SNPs and MMW and LMW levels, as well as the large proportion of unexplained variability of HMW levels, after taking into account ADIPOQ
SNPs, other yet unidentified genetic determinants are certainly playing a role in modulating adiponectin isoforms levels.
Although not a primary aim of this study, we also confirmed previous observations [25
] indicating that, of the three adiponectin isoforms, HMW is the one showing the best correlation with insulin resistance traits.
The main strength of our findings relates to the novelty of studying all circulating adiponectin isoforms in a family based cohort. In addition, our sample of non-diabetic White Caucasians comes from a genetically homogeneous population [10
], further minimizing the risk of false results due to population stratification. Nonetheless, our study has some limitations. Our genotyping was limited to the three SNPs reported to be associated with total adiponectin levels in previous studies and we cannot exclude that other ADIPOQ
SNPs play also a role on the genetics of adiponectin isoforms. In addition, whether our data can be generalized to other populations with different study design (i.e. sample with extended pedigrees where genetic heritability can be more accurately estimated), and with different environmental and/or genetic background is not known and deserves further investigation.

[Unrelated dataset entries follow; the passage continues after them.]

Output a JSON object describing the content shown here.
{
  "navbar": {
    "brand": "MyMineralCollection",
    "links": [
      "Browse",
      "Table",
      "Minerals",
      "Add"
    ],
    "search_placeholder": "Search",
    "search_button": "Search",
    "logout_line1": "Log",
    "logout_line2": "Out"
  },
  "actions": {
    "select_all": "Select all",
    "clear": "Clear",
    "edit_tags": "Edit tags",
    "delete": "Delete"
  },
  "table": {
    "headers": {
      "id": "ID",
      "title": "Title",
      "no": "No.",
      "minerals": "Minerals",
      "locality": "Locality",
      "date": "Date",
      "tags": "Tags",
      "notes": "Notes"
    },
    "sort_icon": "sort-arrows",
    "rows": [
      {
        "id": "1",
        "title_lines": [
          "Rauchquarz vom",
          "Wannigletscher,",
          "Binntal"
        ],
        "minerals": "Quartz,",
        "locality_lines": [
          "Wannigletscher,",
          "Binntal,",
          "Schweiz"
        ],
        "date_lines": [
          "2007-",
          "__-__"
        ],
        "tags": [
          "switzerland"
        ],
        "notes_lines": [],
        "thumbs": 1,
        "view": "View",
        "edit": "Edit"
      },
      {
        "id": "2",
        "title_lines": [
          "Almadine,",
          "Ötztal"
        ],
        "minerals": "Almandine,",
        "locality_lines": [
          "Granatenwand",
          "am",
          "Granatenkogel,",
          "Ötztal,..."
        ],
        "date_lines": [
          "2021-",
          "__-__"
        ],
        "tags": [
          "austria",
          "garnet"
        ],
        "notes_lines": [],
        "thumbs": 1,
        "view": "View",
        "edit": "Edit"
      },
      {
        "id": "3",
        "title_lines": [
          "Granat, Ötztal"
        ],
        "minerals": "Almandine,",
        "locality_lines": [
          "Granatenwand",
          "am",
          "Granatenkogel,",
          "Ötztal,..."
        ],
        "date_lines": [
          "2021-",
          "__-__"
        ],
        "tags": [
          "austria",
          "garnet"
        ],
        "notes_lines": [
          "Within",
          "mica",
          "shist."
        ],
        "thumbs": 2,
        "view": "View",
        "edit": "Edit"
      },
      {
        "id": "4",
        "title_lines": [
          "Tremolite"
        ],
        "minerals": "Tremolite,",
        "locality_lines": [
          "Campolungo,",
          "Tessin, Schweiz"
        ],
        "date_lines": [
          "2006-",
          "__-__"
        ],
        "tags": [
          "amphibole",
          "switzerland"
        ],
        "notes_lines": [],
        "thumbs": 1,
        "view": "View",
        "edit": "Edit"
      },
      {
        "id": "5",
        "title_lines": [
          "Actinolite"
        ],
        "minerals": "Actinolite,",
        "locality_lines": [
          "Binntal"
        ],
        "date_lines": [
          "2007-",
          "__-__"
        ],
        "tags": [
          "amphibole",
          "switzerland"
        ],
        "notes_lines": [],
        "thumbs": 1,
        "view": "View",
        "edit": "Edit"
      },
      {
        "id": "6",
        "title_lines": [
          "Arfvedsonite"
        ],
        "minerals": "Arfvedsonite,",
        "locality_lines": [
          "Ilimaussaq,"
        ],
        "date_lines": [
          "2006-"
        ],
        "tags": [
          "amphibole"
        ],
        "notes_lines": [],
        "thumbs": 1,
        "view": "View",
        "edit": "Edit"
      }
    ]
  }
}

In conclusion, our data indicate that circulating levels of adiponectin isoforms are under a strong additive genetic control which, as far as HMW is concerned, is shared with other traits related to insulin resistance. Our results also point to a role of the ADIPOQ locus in influencing both HMW adiponectin and insulin resistance. Taken together, these data reinforce the hypothesis that differences in HMW isoform levels play a pathogenic role in the development of insulin resistance-related abnormalities.